This alley is structurally modern, but has the air of an old church undercroft in its design, and lies on the site of a much older alley.
The majestic imposing bulk of Mansion House conceals a charming alley hidden behind its walls, and splitting the secular home of the Lord Mayor of London from the ancient church behind.
This is probably the grandest entrance that has ever been constructed to what is just a short set of steps between two roads.
There is a nameless alley in London. It wont appear on any maps.
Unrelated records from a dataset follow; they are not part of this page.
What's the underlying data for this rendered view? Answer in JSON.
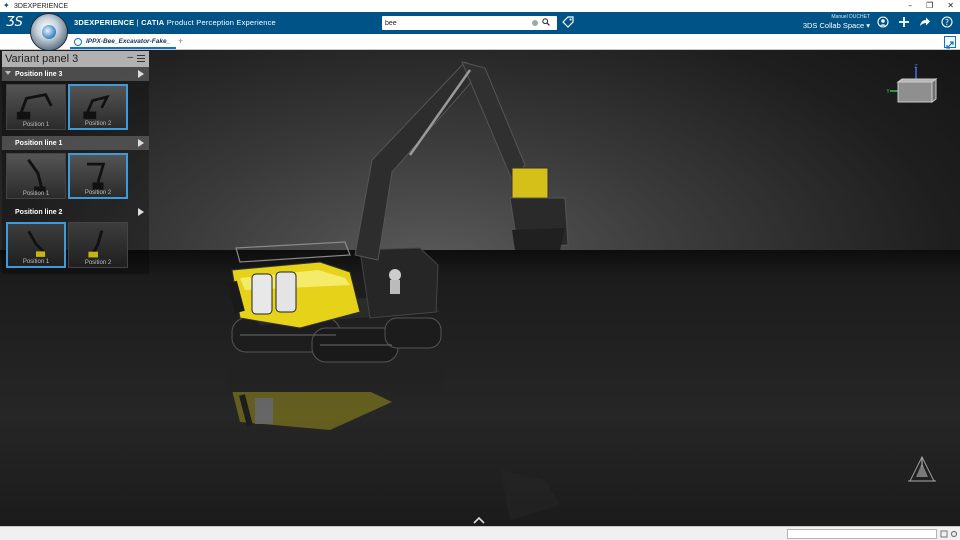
{
  "os": {
    "title": "3DEXPERIENCE",
    "controls": [
      "–",
      "❐",
      "✕"
    ]
  },
  "topbar": {
    "brand": "3DEXPERIENCE",
    "separator": " | ",
    "product": "CATIA",
    "app": "Product Perception Experience",
    "search_value": "bee",
    "user_name": "Manuel DUCHET",
    "collab_space": "3DS Collab Space",
    "icons": [
      "user-icon",
      "add-icon",
      "share-icon",
      "help-icon"
    ]
  },
  "tabs": {
    "doc_label": "IPPX-Bee_Excavator-Fake_",
    "add_label": "+"
  },
  "variant_panel": {
    "title": "Variant panel 3",
    "minimize": "–",
    "lines": [
      {
        "label": "Position line 3",
        "thumbs": [
          {
            "label": "Position 1",
            "selected": false
          },
          {
            "label": "Position 2",
            "selected": true
          }
        ]
      },
      {
        "label": "Position line 1",
        "thumbs": [
          {
            "label": "Position 1",
            "selected": false
          },
          {
            "label": "Position 2",
            "selected": true
          }
        ]
      },
      {
        "label": "Position line 2",
        "thumbs": [
          {
            "label": "Position 1",
            "selected": true
          },
          {
            "label": "Position 2",
            "selected": false
          }
        ]
      }
    ]
  },
  "compass_cube": {
    "z_label": "Z",
    "y_label": "Y"
  },
  "colors": {
    "topbar": "#005386",
    "accent": "#3e9bd8",
    "excavator_yellow": "#e6d219"
  }
}
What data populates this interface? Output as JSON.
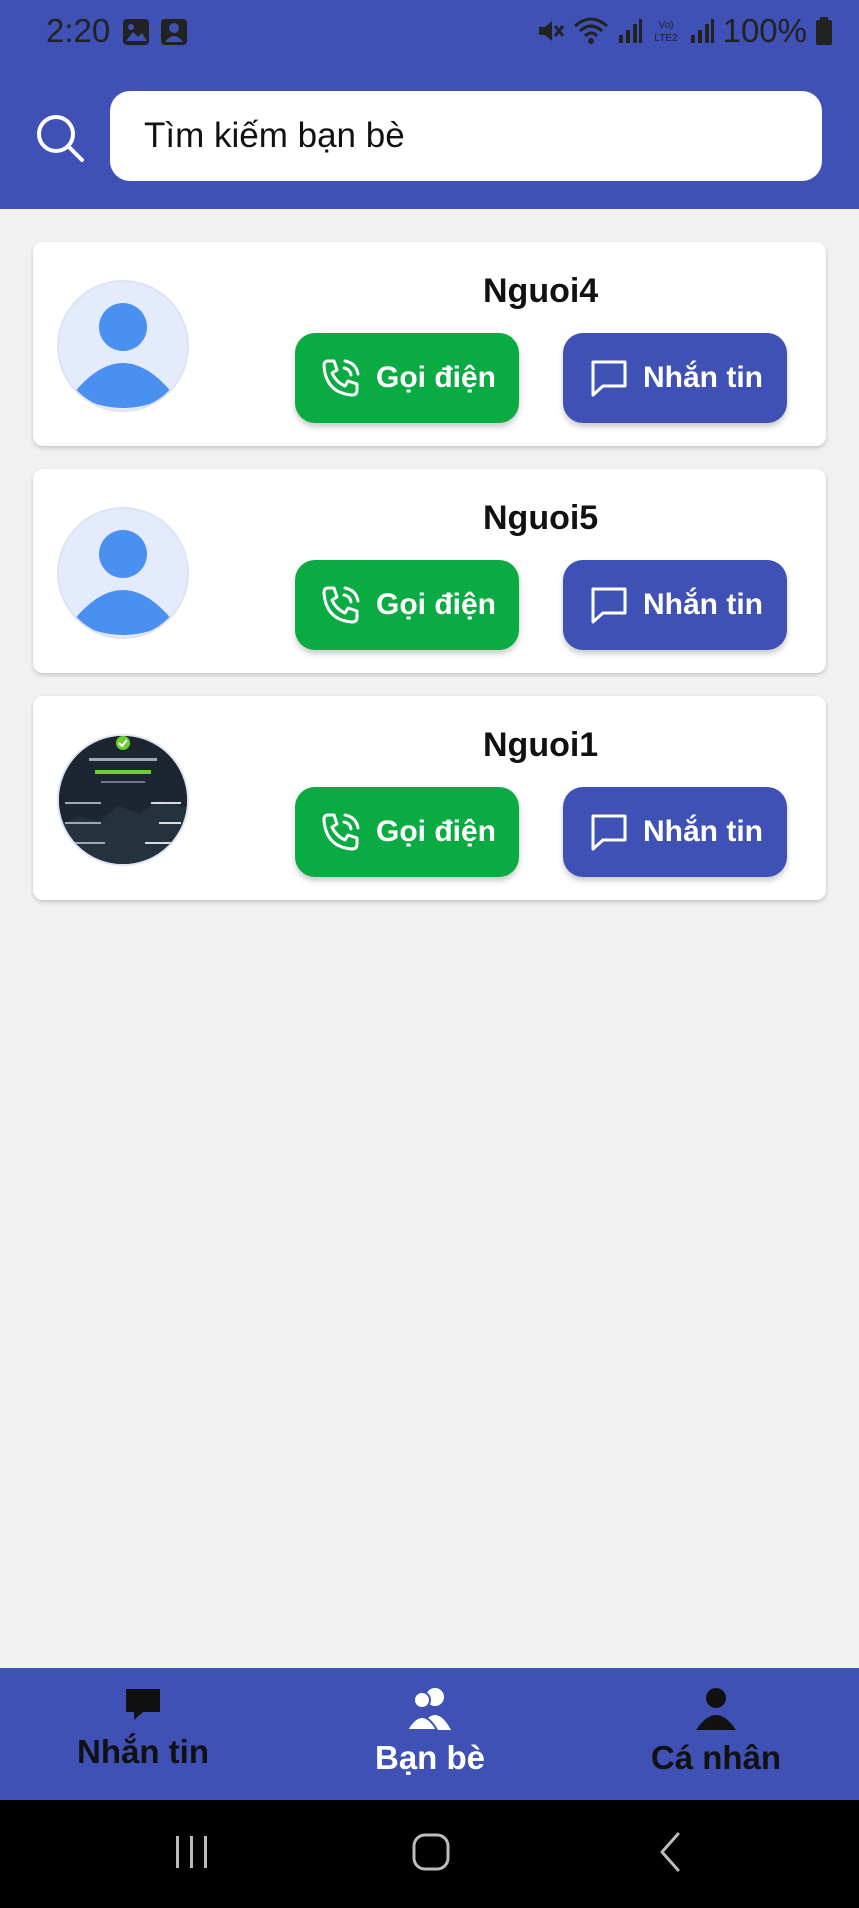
{
  "status_bar": {
    "time": "2:20",
    "battery": "100%",
    "icons": [
      "gallery-icon",
      "contact-icon",
      "mute-icon",
      "wifi-icon",
      "signal-icon",
      "volte-icon",
      "signal-icon",
      "battery-icon"
    ]
  },
  "search": {
    "placeholder": "Tìm kiếm bạn bè",
    "icon": "search-icon"
  },
  "friends": [
    {
      "name": "Nguoi4",
      "avatar": "default-avatar",
      "call_label": "Gọi điện",
      "message_label": "Nhắn tin"
    },
    {
      "name": "Nguoi5",
      "avatar": "default-avatar",
      "call_label": "Gọi điện",
      "message_label": "Nhắn tin"
    },
    {
      "name": "Nguoi1",
      "avatar": "photo-avatar",
      "call_label": "Gọi điện",
      "message_label": "Nhắn tin"
    }
  ],
  "bottom_nav": {
    "items": [
      {
        "label": "Nhắn tin",
        "icon": "chat-icon",
        "active": false
      },
      {
        "label": "Bạn bè",
        "icon": "friends-icon",
        "active": true
      },
      {
        "label": "Cá nhân",
        "icon": "person-icon",
        "active": false
      }
    ]
  },
  "colors": {
    "primary": "#3f51b5",
    "call_button": "#0bab44",
    "background": "#f1f1f1",
    "active_nav": "#ffffff"
  }
}
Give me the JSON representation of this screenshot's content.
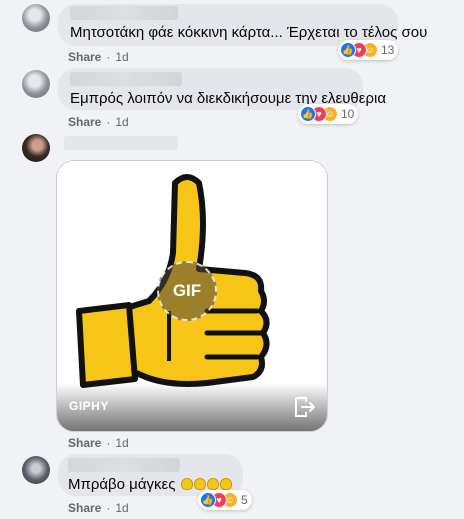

It appears and vanishes seemingly randomly, moving without moving.
Just off the busy main road running between Liverpool Street and Shoreditch is a short little alleyway with a small dose of history about it.
This is a rather curious little alley, offering a convenient if easy to miss passage between two side streets.
There's a wooded pathway that is not called Lovers Walk, but that's what everyone other than the original planner now calls it.
You wont be surprised to learn that this alley is named after the actual Post Office, as this site used to be its headquarters.
If you walk along the north side of The Strand you cannot help but notice a number of small alleys, some rather delightful, but this is Lumley Court, where you are exhorted to speak with hushed tones.
This is one of the larger alleys in London, and one which is very heavily used, thanks to hosting a number of businesses, and a rather fine pub.
Running, not inappropriately, from Nicholas Lane, can be found this rather short little alleyway that takes you between a single block of offices over to Abchurch Lane.
This alley has the distinction of being involved indirectly in King Henry's break from Rome and appeared in Pepy's Diary.
Hidden behind the tall offices that run along Liverpool Street Station can be found a surprising hidden walkway.
If you were to head up Tottenham Court Road towards Warren Street tube station, you might notice a small alley way.